Bates Masi + Architects LLC, a full-service architectural firm with roots in New York City and the East End of Long Island for over 50 years, responds to each project with extensive research in related architectural fields, material, craft and environment for unique solutions as varied as the individuals or groups for whom they are designed. The focus is neither the size nor the type of project but the opportunity to enrich lives and enhance the environment. The attention to all elements of design has been a constant in the firm’s philosophy. Projects include urban and suburban residences, schools, offices, hotels, restaurants, retail and furniture in the United States, Central America and the Caribbean. The firm has received 170 design awards since 2003 and has been featured in national and international publications including The New York Times, New York Magazine, Architectural Digest, Architectural Record, Metropolitan Home, and Dwell. Residential Architect Magazine selected Bates Masi one of their 50 Architect’s We Love. In 2013, Bates Masi was inducted into the Interior Design Hall of Fame.

Paul Masi spent childhood summers in Montauk and currently resides in Amagansett. He received a Bachelor of Architecture from Catholic University and a Masters of Architecture from the Graduate School of Design at Harvard University. He worked at Richard Meier & Partners before joining this firm in 1998.

Harry Bates, a resident of East Hampton, received a Bachelor of Architecture from North Carolina State University. After ten years with Skidmore, Owings & Merrill, he was in private practice in New York City for 17 years before moving the firm to Southampton on the East End in 1980. Our offices have recently relocated to a new office building of our own design in East Hampton.



Lot size: 3.0 acres

Building size: 6,340 sq. ft.

Location: Matinecock, NY

Program: Single Family Residence

Photographer: Michael Moran

Contractor: Qualico Contracting Corp.

Landscape Architect: TL Studio


Socially and professionally a couple desired to live in an urban environment. However, living in the city didn’t afford the lifestyle they wanted for their children as they approached school age. To compromise between remaining close to the city while raising their family, they relocated to the suburbs. Their goal was to create a strong sense of place in an environment with close neighbors on all sides of their property. The history of the community they chose, an early Quaker settlement, inspired the solution. Based on the Quaker tenets of simplicity, humility, and inner focus, the house is broken into a series of modest gabled structures, each one focused inward on its own garden courtyard instead of out to the surrounding neighbors.

The simplicity of each courtyard distills the experience of nature, encouraging one to appreciate its subtleties. Every interior space is connected to the exterior on two sides. The layering of spaces from exterior to interior to courtyard collapses the boundaries between them. From selected vantage points, one may see across multiple spaces and courtyards to framed views beyond. Each volume has a sculpted roof that funnels light and air into the center of the structure.

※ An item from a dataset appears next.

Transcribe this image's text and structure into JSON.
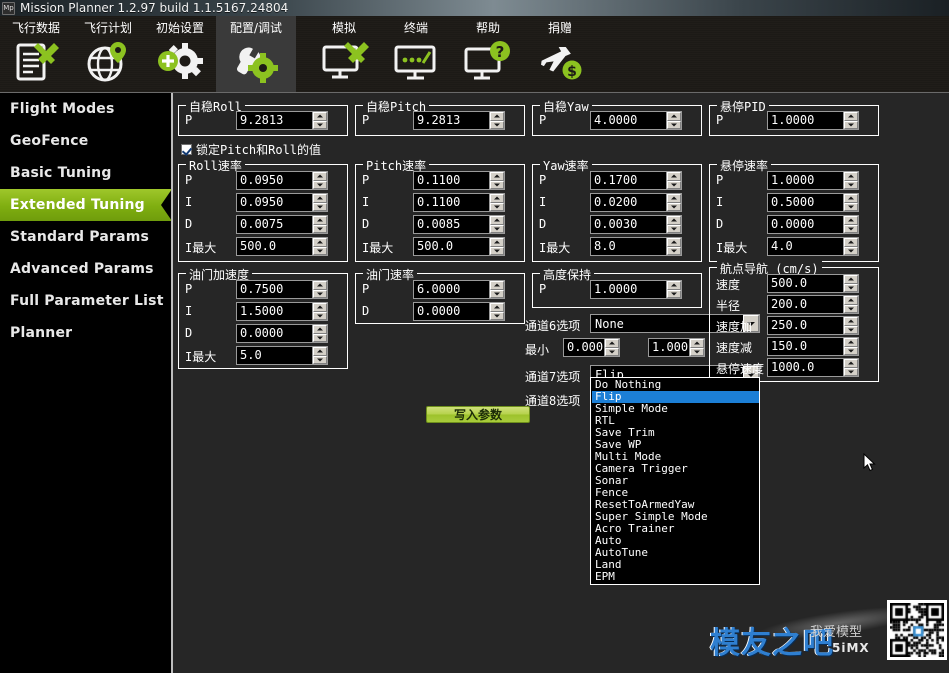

The detailing of materials accentuates the central courtyard. The oak floor and weathered oak ceiling boards both radiate outwards from the center. The floor and ceiling boards are custom cut in width and mitered to trace continuously and concentrically around the courtyard. Weathered metal straps on the ceiling further emphasize this geometry and act as a device to organize lighting and audiovisual equipment throughout the house.

The idea of the pavilion is evident through several moves in the landscape. The building’s inverse form is carved out of the earth to create a lower courtyard at the basement level. Planted retaining walls slope down to let light and air into the lower level. Similarly, a sloped, depressed area forms a destination in the landscape, where a grove of trees grows, creating a contemplative spot much like the interior courtyards.

The shingle coursing and pitched roofs reference the early Quaker settlement buildings in the area. A limited number of materials are carefully detailed to accentuate the geometric form of each pavilion. A pronounced shadow line traces around each building and articulates the scale of the oversized shingles and undercoursing layer. On the roof, the shingles are an ideal material as they accommodate tapering courses that follow the roofs compound pitches. At areas below grade bluestone is cut to the same size and shape and applied in a shingled manner on the chimney to retain the uniformity of the volumes.

The Quaker values of simplicity and craft tie the new home to the community. Using the courtyard as a device to bring light and nature into the interior of each volume results in an inward looking and contemplative home that appeases the parents practical concerns and creates a desirable environment for the children’s upbringing.